Exercise instructions: Lines with the word "icon" in them are the ones to copy from the records.

*** Supplied records Section Begins ***

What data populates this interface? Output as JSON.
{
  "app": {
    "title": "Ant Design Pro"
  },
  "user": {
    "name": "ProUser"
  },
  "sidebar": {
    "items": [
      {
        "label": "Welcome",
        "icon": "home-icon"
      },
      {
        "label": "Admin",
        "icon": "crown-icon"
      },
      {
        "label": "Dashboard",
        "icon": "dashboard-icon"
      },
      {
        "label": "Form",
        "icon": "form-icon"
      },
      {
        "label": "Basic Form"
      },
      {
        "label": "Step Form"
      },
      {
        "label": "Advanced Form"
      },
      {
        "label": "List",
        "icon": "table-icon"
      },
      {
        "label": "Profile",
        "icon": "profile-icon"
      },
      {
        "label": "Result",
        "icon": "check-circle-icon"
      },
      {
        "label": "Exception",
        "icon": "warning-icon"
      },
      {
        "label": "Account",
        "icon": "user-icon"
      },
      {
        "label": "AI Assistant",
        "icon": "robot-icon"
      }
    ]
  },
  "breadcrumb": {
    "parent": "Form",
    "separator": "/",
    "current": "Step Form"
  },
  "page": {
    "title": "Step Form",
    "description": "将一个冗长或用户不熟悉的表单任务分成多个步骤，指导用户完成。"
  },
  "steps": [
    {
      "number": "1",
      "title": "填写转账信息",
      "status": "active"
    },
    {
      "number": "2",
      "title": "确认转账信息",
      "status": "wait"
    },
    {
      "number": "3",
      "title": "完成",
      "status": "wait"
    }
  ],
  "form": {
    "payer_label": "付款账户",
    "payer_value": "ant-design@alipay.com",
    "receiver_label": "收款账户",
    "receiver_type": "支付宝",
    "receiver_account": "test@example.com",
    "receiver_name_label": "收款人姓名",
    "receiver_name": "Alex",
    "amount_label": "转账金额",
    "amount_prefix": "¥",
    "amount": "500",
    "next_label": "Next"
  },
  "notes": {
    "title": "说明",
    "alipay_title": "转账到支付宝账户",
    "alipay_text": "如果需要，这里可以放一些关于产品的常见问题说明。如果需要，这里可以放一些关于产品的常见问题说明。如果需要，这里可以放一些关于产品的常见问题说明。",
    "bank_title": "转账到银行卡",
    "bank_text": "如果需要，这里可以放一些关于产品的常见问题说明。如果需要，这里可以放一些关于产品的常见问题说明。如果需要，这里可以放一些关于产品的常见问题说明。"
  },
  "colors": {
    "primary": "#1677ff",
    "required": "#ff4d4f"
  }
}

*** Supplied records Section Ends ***

Solved exercise:
        "icon": "home-icon"
        "icon": "crown-icon"
        "icon": "dashboard-icon"
        "icon": "form-icon"
        "icon": "table-icon"
        "icon": "profile-icon"
        "icon": "check-circle-icon"
        "icon": "warning-icon"
        "icon": "user-icon"
        "icon": "robot-icon"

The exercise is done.